Drugs aren't just in cities
PUBLISHED: 12:14 18 August 2006 | UPDATED: 22:07 28 May 2010
Last week s police raid in Wisbech reminded us that drugs aren t only a problem in Bretton, Brixton and Birmingham. It s a problem in rural areas too - where it often goes unnoticed, mainly because nobody expects it to be a problem. Back in the 1970s, whe
Last week's police raid in Wisbech reminded us that drugs aren't only a problem in Bretton, Brixton and Birmingham.
It's a problem in rural areas too - where it often goes unnoticed, mainly because nobody expects it to be a problem.
Back in the 1970s, when I was living in a Norfolk village, I regularly took my dog Ninky (short for Nincompoop, since you ask) for his late night walk past what had been the village bus shelter when we had a bus service.
It had become a meeting place for the village youths and I was quite taken by the pleasant aroma of their hand-rolled cigarettes. I eventually placed the smell: it had been particularly common in West End streets during the hippy days of the late sixties and on certain university campuses.

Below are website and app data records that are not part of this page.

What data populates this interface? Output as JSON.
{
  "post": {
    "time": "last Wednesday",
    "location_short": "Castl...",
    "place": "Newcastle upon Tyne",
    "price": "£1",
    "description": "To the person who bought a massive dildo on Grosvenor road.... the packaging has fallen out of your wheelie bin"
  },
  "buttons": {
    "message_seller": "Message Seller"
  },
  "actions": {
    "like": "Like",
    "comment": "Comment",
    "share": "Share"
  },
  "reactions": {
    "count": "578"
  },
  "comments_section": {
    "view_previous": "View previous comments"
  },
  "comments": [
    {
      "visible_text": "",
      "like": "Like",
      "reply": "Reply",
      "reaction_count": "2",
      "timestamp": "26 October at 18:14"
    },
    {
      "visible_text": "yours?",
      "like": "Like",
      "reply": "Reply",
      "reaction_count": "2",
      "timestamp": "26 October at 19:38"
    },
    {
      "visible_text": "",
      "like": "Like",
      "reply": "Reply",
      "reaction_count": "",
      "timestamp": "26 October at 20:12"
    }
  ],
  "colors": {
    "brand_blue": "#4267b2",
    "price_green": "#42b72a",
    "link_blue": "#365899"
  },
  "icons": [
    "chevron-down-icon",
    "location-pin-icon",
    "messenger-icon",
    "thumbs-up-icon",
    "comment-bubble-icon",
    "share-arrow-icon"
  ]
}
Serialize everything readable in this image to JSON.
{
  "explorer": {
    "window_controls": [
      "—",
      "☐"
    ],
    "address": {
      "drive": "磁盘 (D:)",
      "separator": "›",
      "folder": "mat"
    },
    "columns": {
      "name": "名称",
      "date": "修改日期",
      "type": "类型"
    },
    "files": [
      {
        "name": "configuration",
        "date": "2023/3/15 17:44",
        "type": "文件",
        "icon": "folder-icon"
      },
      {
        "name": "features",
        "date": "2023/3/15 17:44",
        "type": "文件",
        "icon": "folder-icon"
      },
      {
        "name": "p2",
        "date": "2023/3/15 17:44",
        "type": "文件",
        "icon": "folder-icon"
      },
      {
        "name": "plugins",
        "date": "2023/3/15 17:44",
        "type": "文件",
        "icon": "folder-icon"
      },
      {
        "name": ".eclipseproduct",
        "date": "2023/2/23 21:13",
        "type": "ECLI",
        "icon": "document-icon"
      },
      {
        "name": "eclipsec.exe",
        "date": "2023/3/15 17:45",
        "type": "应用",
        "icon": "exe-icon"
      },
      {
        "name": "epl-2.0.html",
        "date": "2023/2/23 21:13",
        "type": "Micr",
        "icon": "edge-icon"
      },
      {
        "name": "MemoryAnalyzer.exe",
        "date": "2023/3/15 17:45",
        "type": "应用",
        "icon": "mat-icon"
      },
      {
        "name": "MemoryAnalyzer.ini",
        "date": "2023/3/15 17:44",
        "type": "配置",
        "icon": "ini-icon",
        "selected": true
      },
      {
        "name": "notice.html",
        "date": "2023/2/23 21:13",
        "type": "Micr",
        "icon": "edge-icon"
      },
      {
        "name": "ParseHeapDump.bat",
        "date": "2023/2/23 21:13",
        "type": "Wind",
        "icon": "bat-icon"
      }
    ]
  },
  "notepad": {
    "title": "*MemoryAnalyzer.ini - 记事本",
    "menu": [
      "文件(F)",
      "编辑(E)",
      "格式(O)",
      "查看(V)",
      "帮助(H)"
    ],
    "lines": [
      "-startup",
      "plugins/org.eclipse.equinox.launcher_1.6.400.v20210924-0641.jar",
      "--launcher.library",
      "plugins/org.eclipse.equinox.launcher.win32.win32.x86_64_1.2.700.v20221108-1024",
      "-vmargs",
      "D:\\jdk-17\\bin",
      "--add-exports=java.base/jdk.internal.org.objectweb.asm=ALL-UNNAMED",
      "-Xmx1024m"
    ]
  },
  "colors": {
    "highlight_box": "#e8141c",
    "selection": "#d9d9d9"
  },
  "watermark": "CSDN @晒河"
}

Since my late night walks with Ninky took place in the days when I dared speak to a group of teenagers without the fear of being beaten up or accused of child molestation, I asked them why they used cannabis. Why not a traditional can of cider or even Adnams best bitter?
"Hev yew tried a-carrying a twelve pack on the back of a bike?" came the obvious answer. And that's one of the serious problems about drugs. They're compact, can change hands easily - and their smallness makes them "invisible" to the parental eye.
It's uncomfortable to think that teenagers may be smoking not just cannabis but even heroin (yes, it can be smoked) in respectable Doddington or Elm. It would be unlikely if at least some weren't.
Drug abuse may occur across the age ranges in towns like Wisbech. In our villages, as in most rural areas, those misusing drugs tend to come from the younger age groups.
It's odd to think that, only a few generations back, addicts were even younger. Fen babies were fed Godfrey's Cordial by their parents. This mixture of alcohol, opium, treacle and water not surprisingly helped them go to sleep.
For those concerned about their own, a friend's or a family member's use, Bridgegate Drug Advice agency has offices in Church Mews, Wisbech, and in Chatteris. It can provide confidential advice, information and counselling (01945 584444) - and it's possible to drop in at the Wisbech office during office hours.